Immutability is sometimes sold as the cure-all for many issues within IT, with dozens of different interpretations of what immutability means. What is immutability and how is it used? That will differ by company, but Zerto's long-term retention capability is one example of how a vendor offers immutability.
Zerto 9.5 offers long-term retention (LTR) with immutability, a recent addition to the vendor's array of disaster recovery and backup tools. In IT terms, immutability can be described as a form of write one, read many (WORM) storage.
A basic example of immutability that most administrators understand is snapshots. Once a snapshot is taken, it becomes read only under normal operations. No further writes can occur. All changes are committed to a newly created separate disk file, which enables the original disk to stay in pristine condition if the administrator needs to revert the VM to its original state. It's a cornerstone of VM management.
Immutability and VM challenges

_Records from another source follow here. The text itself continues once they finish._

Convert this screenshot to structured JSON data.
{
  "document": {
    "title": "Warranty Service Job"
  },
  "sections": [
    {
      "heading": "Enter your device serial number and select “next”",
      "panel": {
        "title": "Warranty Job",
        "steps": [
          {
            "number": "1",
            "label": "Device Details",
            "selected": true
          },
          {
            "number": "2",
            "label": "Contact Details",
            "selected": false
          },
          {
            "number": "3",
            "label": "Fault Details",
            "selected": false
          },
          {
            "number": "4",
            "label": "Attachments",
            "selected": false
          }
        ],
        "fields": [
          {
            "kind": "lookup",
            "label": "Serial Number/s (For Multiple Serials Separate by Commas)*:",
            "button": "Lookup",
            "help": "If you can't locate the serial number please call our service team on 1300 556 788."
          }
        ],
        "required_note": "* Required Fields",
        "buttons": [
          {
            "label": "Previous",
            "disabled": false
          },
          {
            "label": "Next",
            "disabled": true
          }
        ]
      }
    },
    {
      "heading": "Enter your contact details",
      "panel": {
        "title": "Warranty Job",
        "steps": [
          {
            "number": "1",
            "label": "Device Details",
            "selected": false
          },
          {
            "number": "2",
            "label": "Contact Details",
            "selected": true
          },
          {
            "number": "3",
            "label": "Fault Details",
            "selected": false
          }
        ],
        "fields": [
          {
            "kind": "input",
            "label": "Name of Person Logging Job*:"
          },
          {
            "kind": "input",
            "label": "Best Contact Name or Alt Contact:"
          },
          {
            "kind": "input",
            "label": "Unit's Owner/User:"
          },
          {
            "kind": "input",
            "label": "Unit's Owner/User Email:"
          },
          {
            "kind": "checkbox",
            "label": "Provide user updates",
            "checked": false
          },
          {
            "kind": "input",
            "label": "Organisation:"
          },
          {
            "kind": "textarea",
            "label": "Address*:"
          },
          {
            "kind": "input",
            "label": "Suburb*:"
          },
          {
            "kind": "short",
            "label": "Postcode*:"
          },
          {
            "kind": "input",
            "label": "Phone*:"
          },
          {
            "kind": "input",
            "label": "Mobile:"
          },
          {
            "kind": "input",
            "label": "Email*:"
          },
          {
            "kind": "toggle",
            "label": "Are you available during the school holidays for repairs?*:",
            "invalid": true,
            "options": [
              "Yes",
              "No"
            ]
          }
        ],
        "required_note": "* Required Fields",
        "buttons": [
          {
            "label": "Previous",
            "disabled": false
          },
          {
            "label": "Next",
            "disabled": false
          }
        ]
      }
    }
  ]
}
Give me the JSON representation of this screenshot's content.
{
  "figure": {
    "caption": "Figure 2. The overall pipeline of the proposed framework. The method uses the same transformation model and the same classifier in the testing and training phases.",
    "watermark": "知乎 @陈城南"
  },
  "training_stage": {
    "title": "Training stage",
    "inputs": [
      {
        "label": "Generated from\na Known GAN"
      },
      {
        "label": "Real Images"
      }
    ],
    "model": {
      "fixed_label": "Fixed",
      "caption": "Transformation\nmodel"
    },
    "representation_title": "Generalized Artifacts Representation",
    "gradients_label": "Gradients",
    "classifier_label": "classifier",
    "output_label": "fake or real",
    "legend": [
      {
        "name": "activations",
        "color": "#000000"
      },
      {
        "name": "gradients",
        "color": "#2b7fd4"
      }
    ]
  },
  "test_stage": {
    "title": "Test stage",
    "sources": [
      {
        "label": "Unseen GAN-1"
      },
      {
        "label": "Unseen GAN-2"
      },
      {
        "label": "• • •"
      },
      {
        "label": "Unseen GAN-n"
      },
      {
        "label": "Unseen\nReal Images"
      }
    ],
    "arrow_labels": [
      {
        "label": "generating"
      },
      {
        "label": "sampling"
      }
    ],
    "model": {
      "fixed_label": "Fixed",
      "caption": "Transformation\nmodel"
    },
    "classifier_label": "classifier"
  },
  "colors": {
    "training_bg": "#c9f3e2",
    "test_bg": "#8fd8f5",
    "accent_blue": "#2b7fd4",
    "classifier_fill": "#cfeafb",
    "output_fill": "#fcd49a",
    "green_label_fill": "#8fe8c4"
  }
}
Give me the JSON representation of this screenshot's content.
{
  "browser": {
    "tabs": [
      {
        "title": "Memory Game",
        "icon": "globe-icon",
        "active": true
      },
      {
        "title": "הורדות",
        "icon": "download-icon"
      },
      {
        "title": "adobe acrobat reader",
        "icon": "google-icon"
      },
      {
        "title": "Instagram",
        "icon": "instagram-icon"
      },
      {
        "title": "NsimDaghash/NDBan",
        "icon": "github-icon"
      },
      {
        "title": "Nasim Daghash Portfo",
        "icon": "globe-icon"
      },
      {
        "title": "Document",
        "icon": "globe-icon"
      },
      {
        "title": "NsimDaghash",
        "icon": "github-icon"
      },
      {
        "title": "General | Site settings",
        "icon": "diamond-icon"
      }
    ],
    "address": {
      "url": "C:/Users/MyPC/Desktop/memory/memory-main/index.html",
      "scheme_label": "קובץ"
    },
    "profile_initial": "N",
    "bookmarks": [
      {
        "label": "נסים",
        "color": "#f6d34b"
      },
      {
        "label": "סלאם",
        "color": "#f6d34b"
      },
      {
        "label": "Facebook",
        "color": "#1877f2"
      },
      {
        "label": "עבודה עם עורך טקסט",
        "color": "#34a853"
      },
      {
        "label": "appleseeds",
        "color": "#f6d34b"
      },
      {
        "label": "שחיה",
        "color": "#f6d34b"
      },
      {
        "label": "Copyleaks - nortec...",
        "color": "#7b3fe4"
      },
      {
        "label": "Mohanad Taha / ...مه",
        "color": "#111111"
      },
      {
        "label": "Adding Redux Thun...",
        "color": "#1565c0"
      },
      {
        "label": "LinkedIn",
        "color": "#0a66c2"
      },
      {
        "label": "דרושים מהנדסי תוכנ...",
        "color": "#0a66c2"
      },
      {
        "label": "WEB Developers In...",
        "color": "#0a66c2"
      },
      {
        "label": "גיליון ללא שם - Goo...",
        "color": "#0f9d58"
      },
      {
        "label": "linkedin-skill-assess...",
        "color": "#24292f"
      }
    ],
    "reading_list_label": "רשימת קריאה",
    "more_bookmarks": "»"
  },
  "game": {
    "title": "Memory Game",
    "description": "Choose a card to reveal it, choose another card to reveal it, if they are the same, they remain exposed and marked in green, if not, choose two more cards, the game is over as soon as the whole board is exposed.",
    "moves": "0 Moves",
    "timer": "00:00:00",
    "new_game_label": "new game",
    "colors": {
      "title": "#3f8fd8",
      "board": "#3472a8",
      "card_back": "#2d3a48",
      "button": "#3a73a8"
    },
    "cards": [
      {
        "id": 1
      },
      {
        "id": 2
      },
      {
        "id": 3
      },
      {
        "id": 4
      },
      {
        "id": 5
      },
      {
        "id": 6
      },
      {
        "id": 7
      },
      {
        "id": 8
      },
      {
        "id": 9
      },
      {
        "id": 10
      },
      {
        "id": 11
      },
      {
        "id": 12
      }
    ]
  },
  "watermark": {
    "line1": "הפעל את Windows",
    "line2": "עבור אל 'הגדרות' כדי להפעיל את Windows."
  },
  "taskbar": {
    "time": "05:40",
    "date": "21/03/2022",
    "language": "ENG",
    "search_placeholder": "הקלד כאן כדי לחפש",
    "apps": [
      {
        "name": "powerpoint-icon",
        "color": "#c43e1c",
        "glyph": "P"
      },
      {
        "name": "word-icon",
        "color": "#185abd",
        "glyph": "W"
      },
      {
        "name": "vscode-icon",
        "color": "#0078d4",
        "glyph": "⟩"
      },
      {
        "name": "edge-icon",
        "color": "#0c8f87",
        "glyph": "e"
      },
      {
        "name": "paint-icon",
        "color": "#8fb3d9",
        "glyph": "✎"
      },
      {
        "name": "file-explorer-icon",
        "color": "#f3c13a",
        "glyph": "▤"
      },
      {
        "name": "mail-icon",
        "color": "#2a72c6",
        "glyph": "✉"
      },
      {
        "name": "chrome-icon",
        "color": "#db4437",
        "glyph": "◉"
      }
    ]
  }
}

With regards to immutability and VM backups, it becomes a bit more complex. As more companies move to cloud-based backups, their reliance on immutability grows.
Backups and restores can be slow and cumbersome. Customers that have Zerto use the product as a middling stop gap with swift restoration capabilities. This makes the integrity and restorability of long-term retention data key.
The VMware environment has some ransomware technologies that can encrypt hypervisor disk files. Carbon Spider and Sprite Spider are two ransomware developments that can use a now-patched vCenter flaw to gain access to hypervisor disks.
In a worst-case scenario, a ransomware tool could take out the working environment and encrypt the non-air gapped LTR files.
The issue is that while the product itself may mark something as immutable, that doesn't mean a compromised OS/hypervisor on which the OS is hosted could not delete, corrupt or encrypt those files. This would essentially pull the immutability capability from the product.
This is part of the reason immutability is offered first in AWS and S3-compatible storage systems. While the highly controlled nature of AWS storage and the files that make up the VM may be immutable under normal circumstances, malware could encrypt the underlying disk. That's before even considering data loss due to hardware failure.
Preserve backup integrity with object locks
The integrity of LTR backups is crucial -- once completed, any change means a point-in-time snapshot isn't a true point-in-time copy.
In Zerto 9.5, the platform provides the option to prevent changes to LTR backups for defined periods. Administrator can specify windows of immutability during which even standard administrator accounts can't manipulate data. This functionality is achieved with S3 object locks.
Object locks offer a form of special retention that prevents changes to the data in question. If a VM disk is object locked, it is considered immutable by almost all accounts.
If several dozen VMs become encrypted, it's possible to quickly and efficiently restore them from the LTR backup copy to just prior to the incident happening. Those LTR backups are essentially cast in stone and can be restored from AWS.